▼

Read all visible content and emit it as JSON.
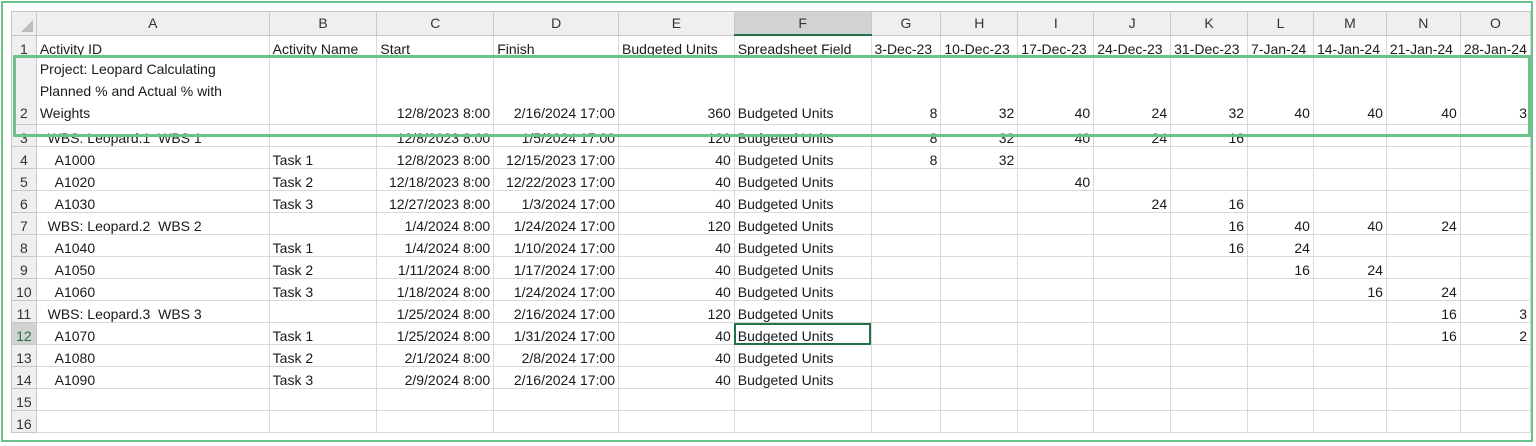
{
  "columns": [
    "A",
    "B",
    "C",
    "D",
    "E",
    "F",
    "G",
    "H",
    "I",
    "J",
    "K",
    "L",
    "M",
    "N",
    "O"
  ],
  "selected_cell": "F12",
  "accent_color": "#217346",
  "highlight_color": "#6cc08a",
  "rows": [
    [
      "Activity ID",
      "Activity Name",
      "Start",
      "Finish",
      "Budgeted Units",
      "Spreadsheet Field",
      "3-Dec-23",
      "10-Dec-23",
      "17-Dec-23",
      "24-Dec-23",
      "31-Dec-23",
      "7-Jan-24",
      "14-Jan-24",
      "21-Jan-24",
      "28-Jan-24"
    ],
    [
      "Project: Leopard  Calculating Planned % and Actual % with Weights",
      "",
      "12/8/2023 8:00",
      "2/16/2024 17:00",
      "360",
      "Budgeted Units",
      "8",
      "32",
      "40",
      "24",
      "32",
      "40",
      "40",
      "40",
      "3"
    ],
    [
      "  WBS: Leopard.1  WBS 1",
      "",
      "12/8/2023 8:00",
      "1/5/2024 17:00",
      "120",
      "Budgeted Units",
      "8",
      "32",
      "40",
      "24",
      "16",
      "",
      "",
      "",
      ""
    ],
    [
      "    A1000",
      "Task 1",
      "12/8/2023 8:00",
      "12/15/2023 17:00",
      "40",
      "Budgeted Units",
      "8",
      "32",
      "",
      "",
      "",
      "",
      "",
      "",
      ""
    ],
    [
      "    A1020",
      "Task 2",
      "12/18/2023 8:00",
      "12/22/2023 17:00",
      "40",
      "Budgeted Units",
      "",
      "",
      "40",
      "",
      "",
      "",
      "",
      "",
      ""
    ],
    [
      "    A1030",
      "Task 3",
      "12/27/2023 8:00",
      "1/3/2024 17:00",
      "40",
      "Budgeted Units",
      "",
      "",
      "",
      "24",
      "16",
      "",
      "",
      "",
      ""
    ],
    [
      "  WBS: Leopard.2  WBS 2",
      "",
      "1/4/2024 8:00",
      "1/24/2024 17:00",
      "120",
      "Budgeted Units",
      "",
      "",
      "",
      "",
      "16",
      "40",
      "40",
      "24",
      ""
    ],
    [
      "    A1040",
      "Task 1",
      "1/4/2024 8:00",
      "1/10/2024 17:00",
      "40",
      "Budgeted Units",
      "",
      "",
      "",
      "",
      "16",
      "24",
      "",
      "",
      ""
    ],
    [
      "    A1050",
      "Task 2",
      "1/11/2024 8:00",
      "1/17/2024 17:00",
      "40",
      "Budgeted Units",
      "",
      "",
      "",
      "",
      "",
      "16",
      "24",
      "",
      ""
    ],
    [
      "    A1060",
      "Task 3",
      "1/18/2024 8:00",
      "1/24/2024 17:00",
      "40",
      "Budgeted Units",
      "",
      "",
      "",
      "",
      "",
      "",
      "16",
      "24",
      ""
    ],
    [
      "  WBS: Leopard.3  WBS 3",
      "",
      "1/25/2024 8:00",
      "2/16/2024 17:00",
      "120",
      "Budgeted Units",
      "",
      "",
      "",
      "",
      "",
      "",
      "",
      "16",
      "3"
    ],
    [
      "    A1070",
      "Task 1",
      "1/25/2024 8:00",
      "1/31/2024 17:00",
      "40",
      "Budgeted Units",
      "",
      "",
      "",
      "",
      "",
      "",
      "",
      "16",
      "2"
    ],
    [
      "    A1080",
      "Task 2",
      "2/1/2024 8:00",
      "2/8/2024 17:00",
      "40",
      "Budgeted Units",
      "",
      "",
      "",
      "",
      "",
      "",
      "",
      "",
      ""
    ],
    [
      "    A1090",
      "Task 3",
      "2/9/2024 8:00",
      "2/16/2024 17:00",
      "40",
      "Budgeted Units",
      "",
      "",
      "",
      "",
      "",
      "",
      "",
      "",
      ""
    ],
    [
      "",
      "",
      "",
      "",
      "",
      "",
      "",
      "",
      "",
      "",
      "",
      "",
      "",
      "",
      ""
    ],
    [
      "",
      "",
      "",
      "",
      "",
      "",
      "",
      "",
      "",
      "",
      "",
      "",
      "",
      "",
      ""
    ]
  ],
  "row_numbers": [
    "1",
    "2",
    "3",
    "4",
    "5",
    "6",
    "7",
    "8",
    "9",
    "10",
    "11",
    "12",
    "13",
    "14",
    "15",
    "16"
  ]
}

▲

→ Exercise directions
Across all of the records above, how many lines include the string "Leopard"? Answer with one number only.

→ Reply
4